# Activity
Every line containing "BIOS" should be copied out. Go through the entries and find them.

[Dataset rows describing interfaces]

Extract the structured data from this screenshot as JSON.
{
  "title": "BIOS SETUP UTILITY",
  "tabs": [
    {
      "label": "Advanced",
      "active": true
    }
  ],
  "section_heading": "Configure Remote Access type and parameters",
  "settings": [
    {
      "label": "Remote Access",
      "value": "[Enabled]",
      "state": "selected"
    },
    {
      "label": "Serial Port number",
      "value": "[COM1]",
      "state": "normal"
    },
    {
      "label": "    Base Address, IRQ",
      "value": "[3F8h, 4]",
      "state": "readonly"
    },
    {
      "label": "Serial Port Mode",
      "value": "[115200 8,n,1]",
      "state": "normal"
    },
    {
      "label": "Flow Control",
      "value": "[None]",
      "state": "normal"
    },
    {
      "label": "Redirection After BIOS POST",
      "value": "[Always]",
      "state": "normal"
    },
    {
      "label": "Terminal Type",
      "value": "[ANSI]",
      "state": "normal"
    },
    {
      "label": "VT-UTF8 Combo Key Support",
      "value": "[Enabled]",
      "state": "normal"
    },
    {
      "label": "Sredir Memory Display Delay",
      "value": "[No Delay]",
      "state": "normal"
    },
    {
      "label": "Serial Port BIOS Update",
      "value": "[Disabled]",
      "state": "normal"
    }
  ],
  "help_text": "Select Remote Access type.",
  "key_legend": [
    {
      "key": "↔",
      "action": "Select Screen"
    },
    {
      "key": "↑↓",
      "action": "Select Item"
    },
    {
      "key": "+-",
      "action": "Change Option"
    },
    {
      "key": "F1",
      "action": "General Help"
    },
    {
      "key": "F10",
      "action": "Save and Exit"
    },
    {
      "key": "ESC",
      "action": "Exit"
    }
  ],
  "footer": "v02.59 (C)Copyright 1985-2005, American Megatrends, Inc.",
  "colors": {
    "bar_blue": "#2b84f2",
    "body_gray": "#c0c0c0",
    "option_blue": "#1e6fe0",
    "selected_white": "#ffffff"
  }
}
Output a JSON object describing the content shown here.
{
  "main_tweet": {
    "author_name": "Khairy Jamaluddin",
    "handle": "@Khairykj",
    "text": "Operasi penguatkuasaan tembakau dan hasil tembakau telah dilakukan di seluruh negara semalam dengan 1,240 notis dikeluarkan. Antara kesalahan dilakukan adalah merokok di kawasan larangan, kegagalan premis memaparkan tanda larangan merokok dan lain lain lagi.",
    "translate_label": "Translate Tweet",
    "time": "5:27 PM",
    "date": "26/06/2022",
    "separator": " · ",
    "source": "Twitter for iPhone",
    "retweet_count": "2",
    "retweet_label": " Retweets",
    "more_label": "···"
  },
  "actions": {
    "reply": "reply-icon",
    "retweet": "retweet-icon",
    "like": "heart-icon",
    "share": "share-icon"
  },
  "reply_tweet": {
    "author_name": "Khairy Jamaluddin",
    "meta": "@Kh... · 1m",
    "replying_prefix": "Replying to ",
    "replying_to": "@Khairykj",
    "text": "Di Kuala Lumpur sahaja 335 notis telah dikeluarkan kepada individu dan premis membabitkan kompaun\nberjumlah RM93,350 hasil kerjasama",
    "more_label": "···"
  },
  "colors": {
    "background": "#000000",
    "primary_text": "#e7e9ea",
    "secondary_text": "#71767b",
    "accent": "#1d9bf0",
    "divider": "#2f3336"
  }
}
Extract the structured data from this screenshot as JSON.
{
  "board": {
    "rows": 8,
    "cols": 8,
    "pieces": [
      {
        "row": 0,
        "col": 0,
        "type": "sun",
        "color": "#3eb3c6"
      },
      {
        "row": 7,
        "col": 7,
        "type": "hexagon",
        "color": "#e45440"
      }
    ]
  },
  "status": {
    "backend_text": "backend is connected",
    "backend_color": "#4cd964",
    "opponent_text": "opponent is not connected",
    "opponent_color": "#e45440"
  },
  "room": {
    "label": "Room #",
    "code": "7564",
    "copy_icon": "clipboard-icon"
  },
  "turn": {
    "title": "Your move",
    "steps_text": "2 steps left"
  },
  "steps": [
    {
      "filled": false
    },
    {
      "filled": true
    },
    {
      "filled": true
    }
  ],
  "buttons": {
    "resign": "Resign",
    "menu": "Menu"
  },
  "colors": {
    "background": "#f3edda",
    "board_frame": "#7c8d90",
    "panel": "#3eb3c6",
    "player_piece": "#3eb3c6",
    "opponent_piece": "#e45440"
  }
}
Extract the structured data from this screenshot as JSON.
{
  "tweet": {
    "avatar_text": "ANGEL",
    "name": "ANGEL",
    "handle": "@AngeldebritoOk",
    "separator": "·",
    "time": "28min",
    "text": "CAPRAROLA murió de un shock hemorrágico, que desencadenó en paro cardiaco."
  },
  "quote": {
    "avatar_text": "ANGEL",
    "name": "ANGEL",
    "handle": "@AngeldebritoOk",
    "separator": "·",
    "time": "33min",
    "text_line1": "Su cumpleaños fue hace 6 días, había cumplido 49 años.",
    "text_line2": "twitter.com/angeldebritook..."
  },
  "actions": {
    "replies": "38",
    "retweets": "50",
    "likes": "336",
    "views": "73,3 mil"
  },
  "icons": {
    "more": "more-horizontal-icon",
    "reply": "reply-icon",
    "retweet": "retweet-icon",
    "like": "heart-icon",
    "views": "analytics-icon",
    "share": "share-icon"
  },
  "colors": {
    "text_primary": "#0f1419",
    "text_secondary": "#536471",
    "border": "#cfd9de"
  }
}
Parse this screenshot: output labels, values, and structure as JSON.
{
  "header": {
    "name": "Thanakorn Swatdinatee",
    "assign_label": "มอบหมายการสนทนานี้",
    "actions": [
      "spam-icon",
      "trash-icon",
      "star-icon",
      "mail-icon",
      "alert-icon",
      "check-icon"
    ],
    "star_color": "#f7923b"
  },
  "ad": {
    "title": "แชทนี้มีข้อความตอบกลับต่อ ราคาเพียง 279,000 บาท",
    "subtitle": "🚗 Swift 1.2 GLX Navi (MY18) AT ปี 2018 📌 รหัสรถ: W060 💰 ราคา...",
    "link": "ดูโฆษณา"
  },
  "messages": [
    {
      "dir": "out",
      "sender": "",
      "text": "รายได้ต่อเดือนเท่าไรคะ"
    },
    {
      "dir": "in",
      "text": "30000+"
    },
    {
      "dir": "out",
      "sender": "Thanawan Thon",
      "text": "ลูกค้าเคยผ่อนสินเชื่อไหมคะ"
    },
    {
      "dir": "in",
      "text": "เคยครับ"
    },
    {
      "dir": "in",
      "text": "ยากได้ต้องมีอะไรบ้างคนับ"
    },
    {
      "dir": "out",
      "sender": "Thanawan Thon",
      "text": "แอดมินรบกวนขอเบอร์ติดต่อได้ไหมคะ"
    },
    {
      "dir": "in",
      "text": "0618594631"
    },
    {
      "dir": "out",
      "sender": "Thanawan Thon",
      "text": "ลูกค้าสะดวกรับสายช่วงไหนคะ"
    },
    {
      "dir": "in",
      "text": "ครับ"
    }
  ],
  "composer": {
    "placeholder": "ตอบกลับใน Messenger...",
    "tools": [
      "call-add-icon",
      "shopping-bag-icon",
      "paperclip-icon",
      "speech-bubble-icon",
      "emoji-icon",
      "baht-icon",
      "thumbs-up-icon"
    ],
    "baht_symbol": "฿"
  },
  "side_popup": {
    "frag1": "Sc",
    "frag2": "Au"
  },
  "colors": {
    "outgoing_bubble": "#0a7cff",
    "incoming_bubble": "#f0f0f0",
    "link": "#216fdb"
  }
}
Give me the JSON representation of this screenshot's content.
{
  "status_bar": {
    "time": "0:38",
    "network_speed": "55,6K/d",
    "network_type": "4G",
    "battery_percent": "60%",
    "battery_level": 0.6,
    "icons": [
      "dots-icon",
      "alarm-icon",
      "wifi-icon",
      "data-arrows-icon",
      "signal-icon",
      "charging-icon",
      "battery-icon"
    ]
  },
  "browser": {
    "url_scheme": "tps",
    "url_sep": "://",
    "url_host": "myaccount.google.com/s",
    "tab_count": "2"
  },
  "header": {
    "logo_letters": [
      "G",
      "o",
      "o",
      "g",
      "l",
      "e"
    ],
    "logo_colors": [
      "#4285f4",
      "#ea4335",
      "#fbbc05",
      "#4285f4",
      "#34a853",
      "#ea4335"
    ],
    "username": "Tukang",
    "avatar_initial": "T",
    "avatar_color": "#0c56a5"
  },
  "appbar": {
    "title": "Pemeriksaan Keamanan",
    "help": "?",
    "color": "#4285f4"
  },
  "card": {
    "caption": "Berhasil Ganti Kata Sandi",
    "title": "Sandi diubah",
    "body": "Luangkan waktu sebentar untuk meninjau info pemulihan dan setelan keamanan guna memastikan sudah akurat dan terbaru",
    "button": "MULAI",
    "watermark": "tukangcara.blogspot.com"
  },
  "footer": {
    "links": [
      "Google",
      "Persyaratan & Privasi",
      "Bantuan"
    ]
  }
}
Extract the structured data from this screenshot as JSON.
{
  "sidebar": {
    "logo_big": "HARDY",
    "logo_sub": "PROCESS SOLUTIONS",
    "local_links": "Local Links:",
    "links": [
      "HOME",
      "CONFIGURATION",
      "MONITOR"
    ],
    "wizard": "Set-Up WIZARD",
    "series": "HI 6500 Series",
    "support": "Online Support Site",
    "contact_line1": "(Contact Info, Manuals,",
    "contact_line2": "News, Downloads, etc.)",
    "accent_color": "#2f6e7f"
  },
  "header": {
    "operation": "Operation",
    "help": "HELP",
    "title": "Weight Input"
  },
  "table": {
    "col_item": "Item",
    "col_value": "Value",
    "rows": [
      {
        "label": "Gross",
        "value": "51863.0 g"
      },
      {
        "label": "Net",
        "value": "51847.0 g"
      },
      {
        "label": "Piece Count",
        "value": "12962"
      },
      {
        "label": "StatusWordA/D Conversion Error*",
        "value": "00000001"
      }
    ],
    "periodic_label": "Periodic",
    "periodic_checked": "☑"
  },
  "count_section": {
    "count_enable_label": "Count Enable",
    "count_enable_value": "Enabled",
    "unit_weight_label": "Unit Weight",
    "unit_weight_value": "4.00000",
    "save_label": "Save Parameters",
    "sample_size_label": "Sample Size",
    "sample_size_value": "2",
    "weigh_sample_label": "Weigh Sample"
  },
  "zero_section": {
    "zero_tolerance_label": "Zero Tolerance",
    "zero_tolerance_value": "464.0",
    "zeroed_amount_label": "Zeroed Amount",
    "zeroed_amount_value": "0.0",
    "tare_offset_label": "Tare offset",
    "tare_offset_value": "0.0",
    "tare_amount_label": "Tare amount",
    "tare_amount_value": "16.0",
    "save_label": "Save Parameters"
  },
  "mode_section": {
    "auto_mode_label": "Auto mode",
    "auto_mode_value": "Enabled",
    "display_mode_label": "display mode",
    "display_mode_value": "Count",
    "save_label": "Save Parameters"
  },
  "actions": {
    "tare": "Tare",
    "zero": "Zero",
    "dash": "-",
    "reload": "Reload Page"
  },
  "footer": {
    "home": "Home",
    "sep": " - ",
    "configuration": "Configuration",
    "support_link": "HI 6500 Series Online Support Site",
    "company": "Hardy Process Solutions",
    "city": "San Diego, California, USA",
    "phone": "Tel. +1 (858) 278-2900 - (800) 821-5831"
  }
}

# Exercise output
  "title": "BIOS SETUP UTILITY",
      "label": "Redirection After BIOS POST",
      "label": "Serial Port BIOS Update",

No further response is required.